    Speculum 60 (1): 1-38. 1985.
    With reference to medieval England M. T. Clanchy argues that “the growth in the uses of literacy [between 1066 and 1307] is indicated by, and was perhaps primarily a consequence of, the production and retention of records on an unprecedented scale.” That is, rather than view literacy as a step on the road to literature, to learning and high culture, Clanchy stresses the interrelationship between literacy and administrative practice. Writing creates the possibility of documentation; documentation…Read more
  •  3
    Ioannis Malalae Chronographia recensuit (review)
    Byzantinische Zeitschrift 95 (1): 148-150. 2003.

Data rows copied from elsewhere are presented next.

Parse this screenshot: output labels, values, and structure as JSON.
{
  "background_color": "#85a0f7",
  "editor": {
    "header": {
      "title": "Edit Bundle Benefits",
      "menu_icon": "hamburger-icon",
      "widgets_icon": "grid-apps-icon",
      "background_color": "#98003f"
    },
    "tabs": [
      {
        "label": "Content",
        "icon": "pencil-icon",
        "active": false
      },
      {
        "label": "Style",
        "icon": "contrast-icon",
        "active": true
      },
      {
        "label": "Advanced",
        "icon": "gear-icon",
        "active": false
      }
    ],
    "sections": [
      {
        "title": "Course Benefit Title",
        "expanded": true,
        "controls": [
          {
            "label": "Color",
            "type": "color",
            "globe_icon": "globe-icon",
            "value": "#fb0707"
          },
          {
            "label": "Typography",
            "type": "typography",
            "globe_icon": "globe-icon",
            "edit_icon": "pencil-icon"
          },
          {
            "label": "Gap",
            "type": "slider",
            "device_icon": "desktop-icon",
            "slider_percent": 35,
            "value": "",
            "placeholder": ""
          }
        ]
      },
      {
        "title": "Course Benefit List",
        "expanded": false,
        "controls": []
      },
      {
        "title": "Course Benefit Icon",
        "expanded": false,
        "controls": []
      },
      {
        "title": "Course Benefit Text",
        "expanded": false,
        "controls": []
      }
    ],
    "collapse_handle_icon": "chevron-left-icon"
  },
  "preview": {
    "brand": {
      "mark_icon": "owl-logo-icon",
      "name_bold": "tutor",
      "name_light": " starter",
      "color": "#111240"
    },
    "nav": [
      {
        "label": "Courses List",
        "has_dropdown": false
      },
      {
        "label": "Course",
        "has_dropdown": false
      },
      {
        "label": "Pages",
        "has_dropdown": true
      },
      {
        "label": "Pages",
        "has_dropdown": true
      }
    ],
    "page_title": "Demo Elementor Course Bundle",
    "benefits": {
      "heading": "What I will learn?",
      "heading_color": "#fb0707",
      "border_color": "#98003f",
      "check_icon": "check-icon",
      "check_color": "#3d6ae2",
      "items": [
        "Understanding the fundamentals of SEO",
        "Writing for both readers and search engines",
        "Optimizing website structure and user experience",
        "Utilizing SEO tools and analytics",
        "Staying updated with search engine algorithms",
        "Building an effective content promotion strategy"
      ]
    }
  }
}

    To describe a book as “long-awaited” is a reviewer's cliché. In the case of this book, however, it is a gross understatement. Materials for the new edition of Malalas were initially assembled by K. Weierholt. In the mid–1970s, after Weierholt's death, the project was taken over by Hans Thurn. By the time of Thurn's own death in 1993 the edition was almost ready, but still a further seven years, and the assistance of several other scholars, were required before Ioannis Malalae Chronographia final…Read more